### What you should do
In the entries below, every line that contains "Sample" must be located and copied.
━━ Working data
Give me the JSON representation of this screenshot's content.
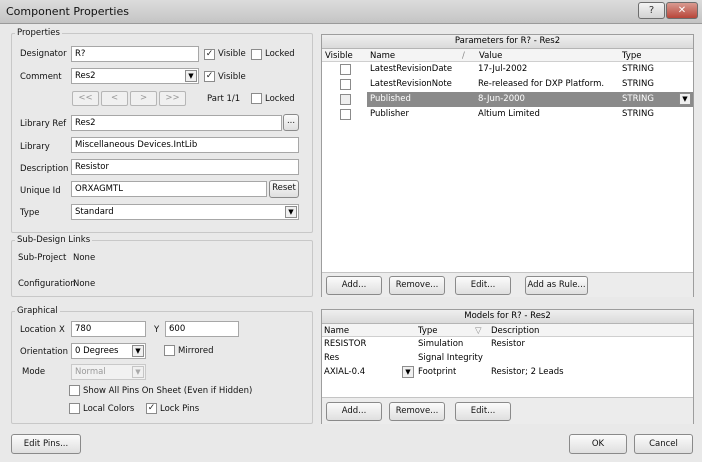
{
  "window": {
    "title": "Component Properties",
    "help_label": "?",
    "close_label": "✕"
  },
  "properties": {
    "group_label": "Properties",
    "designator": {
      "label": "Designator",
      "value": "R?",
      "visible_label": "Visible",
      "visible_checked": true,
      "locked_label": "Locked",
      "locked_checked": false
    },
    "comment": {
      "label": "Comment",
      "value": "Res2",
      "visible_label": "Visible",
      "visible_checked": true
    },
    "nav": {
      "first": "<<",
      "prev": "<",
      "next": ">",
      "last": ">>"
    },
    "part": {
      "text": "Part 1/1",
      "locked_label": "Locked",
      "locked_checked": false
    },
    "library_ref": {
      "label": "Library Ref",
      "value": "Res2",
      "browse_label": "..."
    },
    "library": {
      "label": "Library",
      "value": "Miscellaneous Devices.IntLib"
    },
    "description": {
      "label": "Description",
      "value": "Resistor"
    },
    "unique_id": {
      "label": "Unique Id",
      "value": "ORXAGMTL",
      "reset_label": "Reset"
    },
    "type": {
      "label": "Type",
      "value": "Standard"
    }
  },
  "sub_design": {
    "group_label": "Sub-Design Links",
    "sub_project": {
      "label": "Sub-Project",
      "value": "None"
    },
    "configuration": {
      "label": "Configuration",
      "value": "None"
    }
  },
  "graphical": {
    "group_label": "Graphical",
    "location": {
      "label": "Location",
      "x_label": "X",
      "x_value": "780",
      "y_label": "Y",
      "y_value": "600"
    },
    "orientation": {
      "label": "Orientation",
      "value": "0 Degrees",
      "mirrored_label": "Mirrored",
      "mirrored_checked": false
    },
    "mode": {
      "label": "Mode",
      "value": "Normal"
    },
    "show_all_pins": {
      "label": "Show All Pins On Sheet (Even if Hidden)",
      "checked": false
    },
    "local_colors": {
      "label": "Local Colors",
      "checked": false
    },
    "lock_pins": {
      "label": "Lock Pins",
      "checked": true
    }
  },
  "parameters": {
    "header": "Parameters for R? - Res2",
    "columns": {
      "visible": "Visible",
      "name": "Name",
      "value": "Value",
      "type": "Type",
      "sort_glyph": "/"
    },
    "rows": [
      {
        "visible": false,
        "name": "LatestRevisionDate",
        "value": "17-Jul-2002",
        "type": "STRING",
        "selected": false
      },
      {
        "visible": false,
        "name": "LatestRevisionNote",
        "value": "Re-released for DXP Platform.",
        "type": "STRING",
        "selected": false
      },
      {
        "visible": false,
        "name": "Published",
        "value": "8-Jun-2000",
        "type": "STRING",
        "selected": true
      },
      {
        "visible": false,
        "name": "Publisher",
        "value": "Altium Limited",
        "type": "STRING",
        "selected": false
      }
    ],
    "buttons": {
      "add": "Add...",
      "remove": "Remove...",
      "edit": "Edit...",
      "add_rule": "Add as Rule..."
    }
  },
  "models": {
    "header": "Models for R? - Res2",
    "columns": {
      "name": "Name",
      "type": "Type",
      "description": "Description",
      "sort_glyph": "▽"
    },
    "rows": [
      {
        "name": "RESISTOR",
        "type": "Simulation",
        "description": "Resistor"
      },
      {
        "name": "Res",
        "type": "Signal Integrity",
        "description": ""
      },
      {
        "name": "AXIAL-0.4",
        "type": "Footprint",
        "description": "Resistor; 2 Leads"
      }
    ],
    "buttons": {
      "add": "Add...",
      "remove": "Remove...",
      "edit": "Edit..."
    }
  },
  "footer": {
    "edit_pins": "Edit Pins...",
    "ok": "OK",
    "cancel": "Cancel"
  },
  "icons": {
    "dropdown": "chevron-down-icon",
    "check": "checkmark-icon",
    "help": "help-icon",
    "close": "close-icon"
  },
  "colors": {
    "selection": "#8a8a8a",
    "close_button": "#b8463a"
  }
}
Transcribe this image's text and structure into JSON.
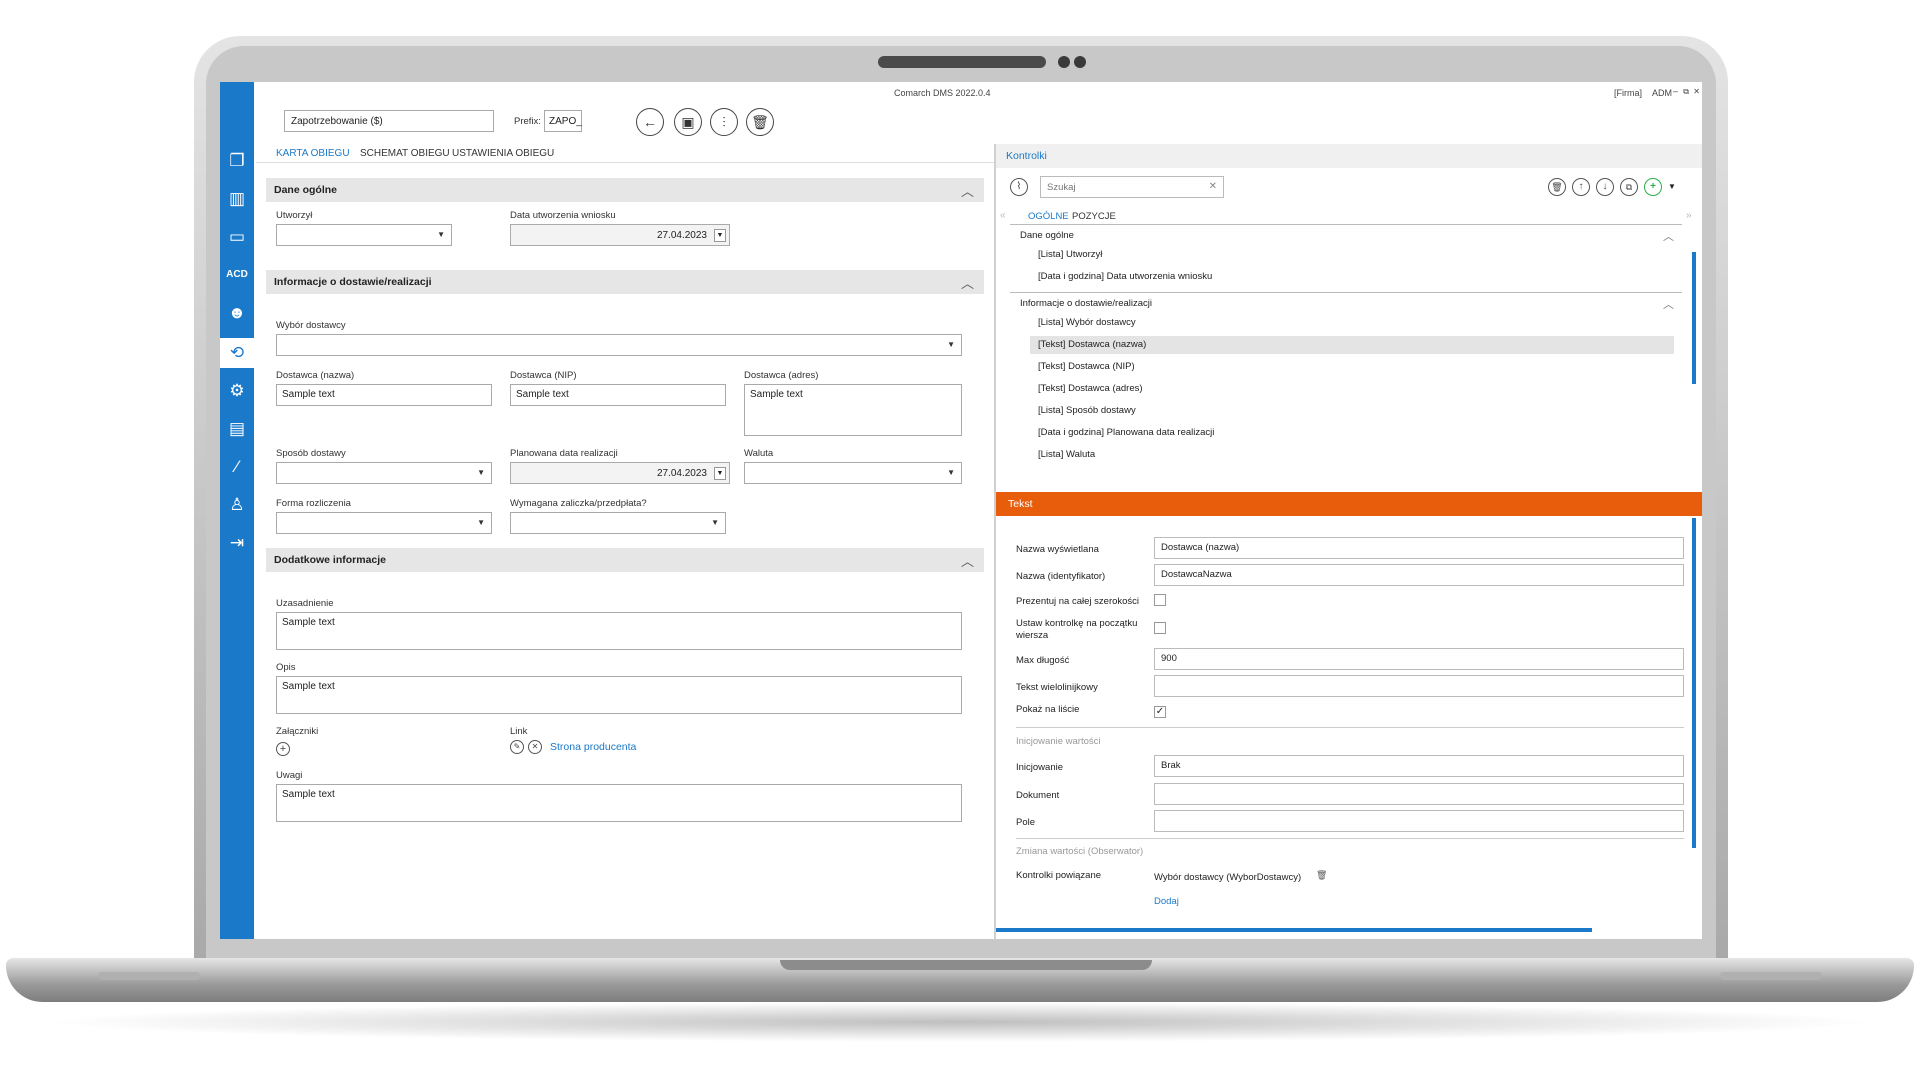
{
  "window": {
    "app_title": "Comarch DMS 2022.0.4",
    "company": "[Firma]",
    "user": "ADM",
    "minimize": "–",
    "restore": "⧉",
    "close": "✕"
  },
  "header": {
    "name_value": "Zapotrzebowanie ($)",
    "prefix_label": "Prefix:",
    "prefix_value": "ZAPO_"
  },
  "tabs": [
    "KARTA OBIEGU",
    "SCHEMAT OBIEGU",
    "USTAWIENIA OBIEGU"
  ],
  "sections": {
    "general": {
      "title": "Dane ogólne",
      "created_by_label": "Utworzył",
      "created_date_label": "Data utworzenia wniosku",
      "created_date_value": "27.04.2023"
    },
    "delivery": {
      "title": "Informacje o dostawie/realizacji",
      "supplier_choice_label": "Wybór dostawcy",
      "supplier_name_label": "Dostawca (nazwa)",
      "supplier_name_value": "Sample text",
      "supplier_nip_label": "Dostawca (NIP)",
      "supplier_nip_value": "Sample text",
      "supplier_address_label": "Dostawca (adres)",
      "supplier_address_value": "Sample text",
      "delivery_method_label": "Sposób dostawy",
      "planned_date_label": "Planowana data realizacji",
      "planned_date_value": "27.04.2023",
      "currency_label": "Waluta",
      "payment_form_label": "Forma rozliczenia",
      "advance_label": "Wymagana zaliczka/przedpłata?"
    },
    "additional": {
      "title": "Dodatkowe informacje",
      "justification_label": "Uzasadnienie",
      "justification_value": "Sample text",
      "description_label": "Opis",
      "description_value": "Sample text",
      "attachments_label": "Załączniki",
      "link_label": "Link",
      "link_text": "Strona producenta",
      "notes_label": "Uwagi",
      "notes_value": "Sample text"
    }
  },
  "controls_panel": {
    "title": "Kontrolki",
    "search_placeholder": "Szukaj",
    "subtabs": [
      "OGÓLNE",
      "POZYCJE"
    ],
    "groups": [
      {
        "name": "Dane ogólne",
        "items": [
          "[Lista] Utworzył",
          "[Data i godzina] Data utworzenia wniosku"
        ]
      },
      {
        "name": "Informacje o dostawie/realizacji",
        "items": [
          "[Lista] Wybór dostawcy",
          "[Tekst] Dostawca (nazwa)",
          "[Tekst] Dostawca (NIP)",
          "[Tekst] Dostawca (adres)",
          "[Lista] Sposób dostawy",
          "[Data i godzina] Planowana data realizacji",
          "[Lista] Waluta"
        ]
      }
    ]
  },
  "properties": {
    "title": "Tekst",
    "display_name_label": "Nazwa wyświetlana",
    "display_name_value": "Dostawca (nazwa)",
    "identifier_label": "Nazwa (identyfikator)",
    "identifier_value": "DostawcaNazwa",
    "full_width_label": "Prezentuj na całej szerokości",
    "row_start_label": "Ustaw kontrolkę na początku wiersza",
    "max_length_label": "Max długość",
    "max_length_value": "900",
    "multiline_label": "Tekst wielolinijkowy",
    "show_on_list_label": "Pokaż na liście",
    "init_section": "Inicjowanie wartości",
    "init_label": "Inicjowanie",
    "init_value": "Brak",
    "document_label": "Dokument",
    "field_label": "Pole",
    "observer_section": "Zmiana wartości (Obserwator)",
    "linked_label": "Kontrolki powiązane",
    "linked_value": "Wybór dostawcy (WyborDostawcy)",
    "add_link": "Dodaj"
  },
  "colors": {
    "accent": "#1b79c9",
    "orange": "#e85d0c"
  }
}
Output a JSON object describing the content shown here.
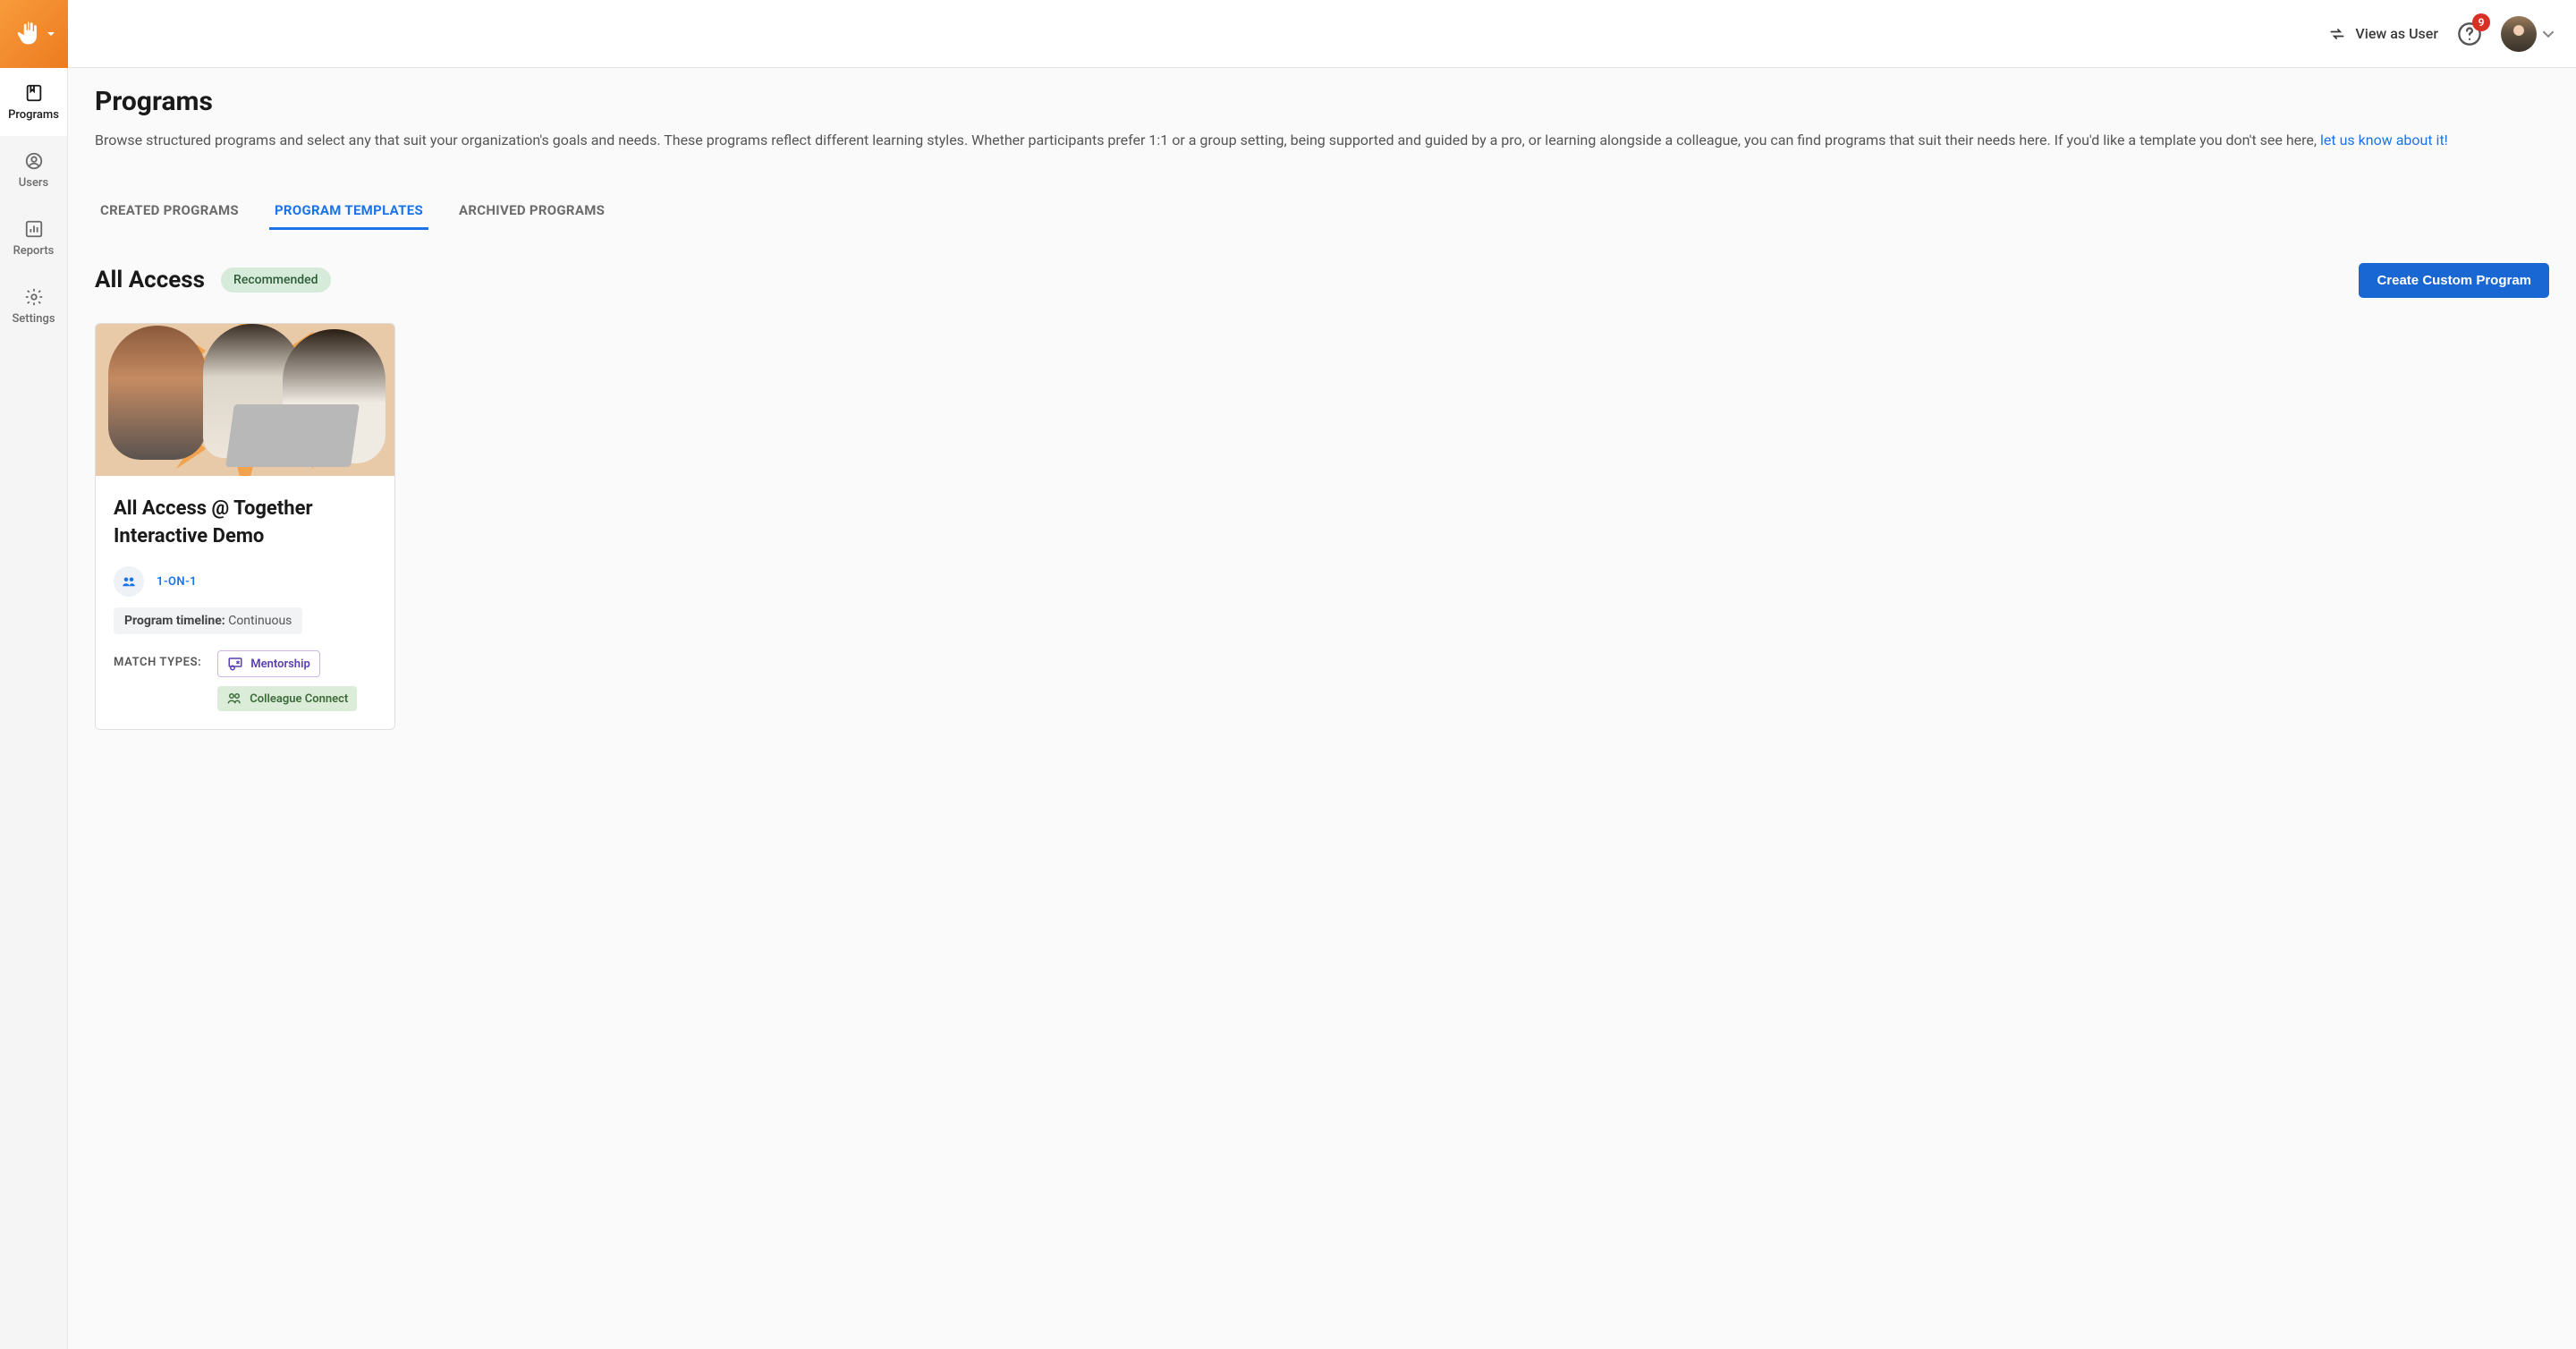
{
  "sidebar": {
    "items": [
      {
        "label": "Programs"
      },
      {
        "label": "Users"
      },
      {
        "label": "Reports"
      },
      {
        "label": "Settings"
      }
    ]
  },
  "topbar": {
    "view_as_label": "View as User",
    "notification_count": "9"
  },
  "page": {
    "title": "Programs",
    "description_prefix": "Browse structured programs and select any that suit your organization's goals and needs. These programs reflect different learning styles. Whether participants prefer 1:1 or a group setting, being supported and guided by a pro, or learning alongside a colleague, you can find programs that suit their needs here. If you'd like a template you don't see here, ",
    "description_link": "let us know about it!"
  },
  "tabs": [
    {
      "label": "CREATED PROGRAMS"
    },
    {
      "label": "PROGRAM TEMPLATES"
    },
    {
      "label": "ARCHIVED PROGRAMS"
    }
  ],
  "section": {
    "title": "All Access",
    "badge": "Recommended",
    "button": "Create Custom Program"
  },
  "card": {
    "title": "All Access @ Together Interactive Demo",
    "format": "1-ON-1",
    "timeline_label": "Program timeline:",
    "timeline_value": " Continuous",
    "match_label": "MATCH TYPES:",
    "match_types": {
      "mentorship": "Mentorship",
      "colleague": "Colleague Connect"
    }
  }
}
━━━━
### Response
      "supplier_name_value": "Sample text",
      "supplier_nip_value": "Sample text",
      "supplier_address_value": "Sample text",
      "justification_value": "Sample text",
      "description_value": "Sample text",
      "notes_value": "Sample text"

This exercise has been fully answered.